Washington: Most Somali pirates captured
in the Indian Ocean end up being released without facing
justice, UN envoy Jack Lang has said.
"Nine out of 10 pirates captured by marines are freed,
despite efforts by many states to have a single jurisdiction"
for piracy trials, said Lang, the special piracy envoy of the
United Nations yesterday.
"This impunity encourages piracy," he hold a group of
journalists in Washington.
Lang is set to release a report on the subject on
Monday to UN Secretary General Ban Ki-moon.
An estimated 1,200 seamen were taken hostage by
pirates in 2010 in the Indian Ocean, a record.
Lang was expected to offer a series of proposal to
help bring pirates to justice under international law. He said
he hopes for a UN resolution on the subject in three to four
Dozens of warships from navies around the world now
patrol shipping lanes off Somalia`s coast and into the Gulf of
Aden. But a recent UN report said that piracy has been on the
Some 700 suspected and convicted pirates are now in
detention in 12 countries, more than half of them in Somalia,
according to Yury Fedotov, executive director of the UN Office
on Drugs and Crime (UNODOC).

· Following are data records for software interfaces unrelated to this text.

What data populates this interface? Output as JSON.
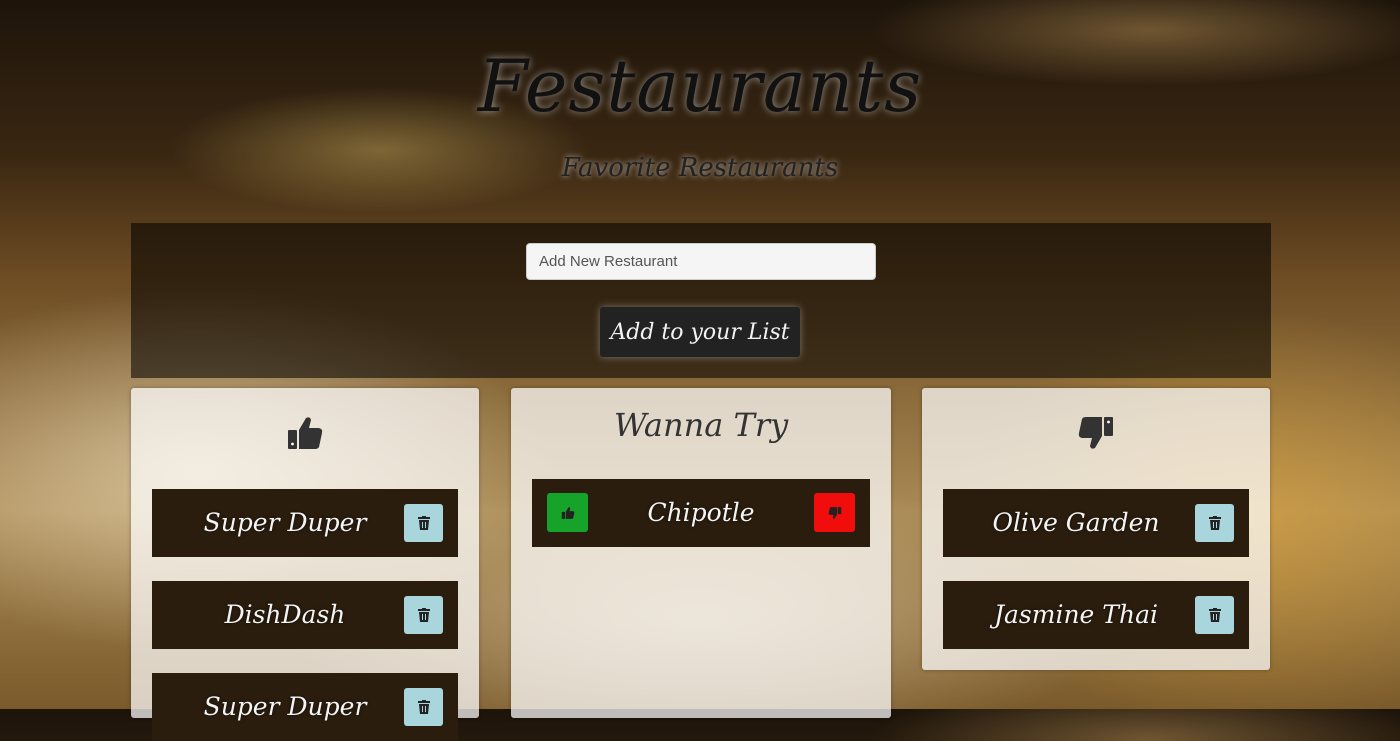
{
  "header": {
    "title": "Festaurants",
    "subtitle": "Favorite Restaurants"
  },
  "add_form": {
    "placeholder": "Add New Restaurant",
    "button_label": "Add to your List"
  },
  "columns": {
    "liked": {
      "icon": "thumbs-up-icon",
      "items": [
        "Super Duper",
        "DishDash",
        "Super Duper"
      ]
    },
    "wanna_try": {
      "heading": "Wanna Try",
      "items": [
        "Chipotle"
      ]
    },
    "disliked": {
      "icon": "thumbs-down-icon",
      "items": [
        "Olive Garden",
        "Jasmine Thai"
      ]
    }
  },
  "colors": {
    "like": "#15a32a",
    "dislike": "#f20d0d",
    "trash": "#a9d6dc",
    "item_bg": "#2a1d0e"
  }
}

Somalia has had no central government since a civil
war erupted with the 1991 overthrow of former president
Mohamed Siad Barre, and an al Qaeda supported Islamist militia
is battling transitional leaders for power.